One Page Rules instead treats itself as the game system that functions as both an escape from Warhammer‘s existing market capture, and a starter game that has its own means of real expansion, presented in the form of 3d printed miniatures and terrain. It tries to defray the normal, up-front costs and demands of a Warhammer style game game by presenting, at first, a free model, which you can then add to with a patreon subscription model.
This subscription gives you access to more tools, things for customising specific army designs, tools for creating your own ‘army page’ and loadouts, but also STLs for 3d printing. That’s not to say you have to 3d print an army – but if you want to, it’s a very affordable way to get the miniatures. You can even order them as printed miniatures from one of their services, if you’re not investing in a 3d printer.
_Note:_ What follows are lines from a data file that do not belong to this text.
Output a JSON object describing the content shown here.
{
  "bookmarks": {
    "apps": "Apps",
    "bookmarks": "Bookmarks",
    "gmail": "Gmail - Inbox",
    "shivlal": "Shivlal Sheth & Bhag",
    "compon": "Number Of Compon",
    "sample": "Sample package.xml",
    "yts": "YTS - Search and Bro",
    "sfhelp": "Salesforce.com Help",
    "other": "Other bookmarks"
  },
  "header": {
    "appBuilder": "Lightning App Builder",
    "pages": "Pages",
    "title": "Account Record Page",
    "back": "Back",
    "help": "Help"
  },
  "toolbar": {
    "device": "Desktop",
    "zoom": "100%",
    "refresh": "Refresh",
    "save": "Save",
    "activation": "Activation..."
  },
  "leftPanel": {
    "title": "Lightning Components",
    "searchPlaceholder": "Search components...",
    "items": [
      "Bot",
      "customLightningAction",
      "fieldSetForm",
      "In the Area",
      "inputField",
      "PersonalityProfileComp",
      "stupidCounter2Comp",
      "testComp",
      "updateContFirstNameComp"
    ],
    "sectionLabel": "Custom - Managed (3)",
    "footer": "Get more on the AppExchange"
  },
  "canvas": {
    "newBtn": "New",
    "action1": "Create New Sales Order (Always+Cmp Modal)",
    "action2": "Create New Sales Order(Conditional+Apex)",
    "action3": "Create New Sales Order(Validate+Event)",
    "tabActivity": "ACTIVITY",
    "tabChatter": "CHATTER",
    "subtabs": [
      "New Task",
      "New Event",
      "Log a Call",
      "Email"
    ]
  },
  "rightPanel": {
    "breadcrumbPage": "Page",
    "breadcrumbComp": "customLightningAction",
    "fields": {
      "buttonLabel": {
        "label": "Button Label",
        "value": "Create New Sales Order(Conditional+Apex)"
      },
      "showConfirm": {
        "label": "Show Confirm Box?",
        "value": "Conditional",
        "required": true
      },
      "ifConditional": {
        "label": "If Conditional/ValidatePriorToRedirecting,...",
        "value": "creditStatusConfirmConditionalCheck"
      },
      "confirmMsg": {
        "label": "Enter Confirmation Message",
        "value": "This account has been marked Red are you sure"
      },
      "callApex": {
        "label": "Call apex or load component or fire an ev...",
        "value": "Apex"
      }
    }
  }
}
The result is that this is a print-and-play, free tabletop miniatures game that has an entire upgrade path that you can chase as far as you want even if you stop at ‘I printed it out and played it a few times.’ Normally, print and play games lack scope. There’s only so much they can supply you in your home, with a printer. And One Page Rules is built on the edge of a really genuinely interesting space for the future going forward: We are going to see this technology pushing into this kind of space pretty aggressively going forward.
The simple answer to ‘why I haven’t played it’ is I don’t have anything for it. I don’t have a physical space to play it, and while I have an army of miniatures sitting in a drawer somewhere in my house, I honestly do not know if it’s going to be where I go to look for it. They have support for ‘my army.’ I have a friend who has a Tau army, and I have some Nids, and when we meet up again –
After all these years
Maybe we’ll play with these One Page Rules. They look efficient, they look quick, they look like they capture the spirit of what I want these things to do, and I don’t need to lay out a big pile of money to do it. Even if I was going to pirate a Warhammer codex to get started, so as to keep the costs as close to zero as possible, the models I have wouldn’t necessarily fit the new rules, I would need to sift through complex rules to do it, and then I’d need to print out multiple pages of units to get my handle on how things play.
The thing with this kind of game is that the game being simple and fluid allows for emergent mechanics. The rules systems don’t need to be really complex or handle lots of stuff, because the play experience itself creates a lot of opportunities for interactions of simple pieces to create interesting opportunities for complex decisions. I don’t know how I’m going to see these armies deform around terrain because I don’t have the means to process that in my head (yet), but when I get to play with this system a bit, I’ll learn those things. And then maybe the game will get predictable and reliable, but if that’s the case, then the next step is to start involving the advanced rules, if we agree upon them.
The Game Pile isn’t just for games that are, you know, good, or games that deserve a bollocking. This is a game that I find interesting. It’s a game I find intriguing in how it works and how it’s distributed and how the industry may have to change, in light of things like this.
And this Decemberween you can play it, if you have even a modest printer.